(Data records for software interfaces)

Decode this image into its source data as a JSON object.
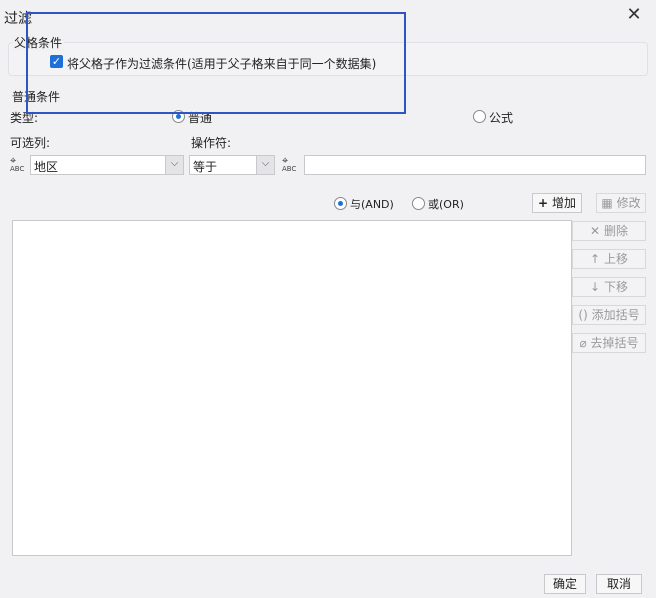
{
  "window": {
    "title": "过滤"
  },
  "parent_conditions": {
    "label": "父格条件",
    "checkbox_label": "将父格子作为过滤条件(适用于父子格来自于同一个数据集)"
  },
  "normal_conditions": {
    "label": "普通条件",
    "type_label": "类型:",
    "type_options": {
      "normal": "普通",
      "formula": "公式"
    },
    "column_label": "可选列:",
    "operator_label": "操作符:",
    "column_value": "地区",
    "operator_value": "等于",
    "value_text": ""
  },
  "logic": {
    "and_label": "与(AND)",
    "or_label": "或(OR)"
  },
  "buttons": {
    "add": "增加",
    "modify": "修改",
    "delete": "删除",
    "move_up": "上移",
    "move_down": "下移",
    "add_bracket": "添加括号",
    "remove_bracket": "去掉括号",
    "ok": "确定",
    "cancel": "取消"
  },
  "icons": {
    "close": "close-icon",
    "column": "abc-column-icon",
    "value": "abc-value-icon"
  }
}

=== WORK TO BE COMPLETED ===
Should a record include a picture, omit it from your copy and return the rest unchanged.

=== ANSWER TO THE PROBLEM ===
Decode this image into its source data as a JSON object.
{
  "window": {
    "title": "过滤"
  },
  "parent_conditions": {
    "label": "父格条件",
    "checkbox_label": "将父格子作为过滤条件(适用于父子格来自于同一个数据集)"
  },
  "normal_conditions": {
    "label": "普通条件",
    "type_label": "类型:",
    "type_options": {
      "normal": "普通",
      "formula": "公式"
    },
    "column_label": "可选列:",
    "operator_label": "操作符:",
    "column_value": "地区",
    "operator_value": "等于",
    "value_text": ""
  },
  "logic": {
    "and_label": "与(AND)",
    "or_label": "或(OR)"
  },
  "buttons": {
    "add": "增加",
    "modify": "修改",
    "delete": "删除",
    "move_up": "上移",
    "move_down": "下移",
    "add_bracket": "添加括号",
    "remove_bracket": "去掉括号",
    "ok": "确定",
    "cancel": "取消"
  },
  "icons": {
    "close": "close-icon",
    "column": "abc-column-icon",
    "value": "abc-value-icon"
  }
}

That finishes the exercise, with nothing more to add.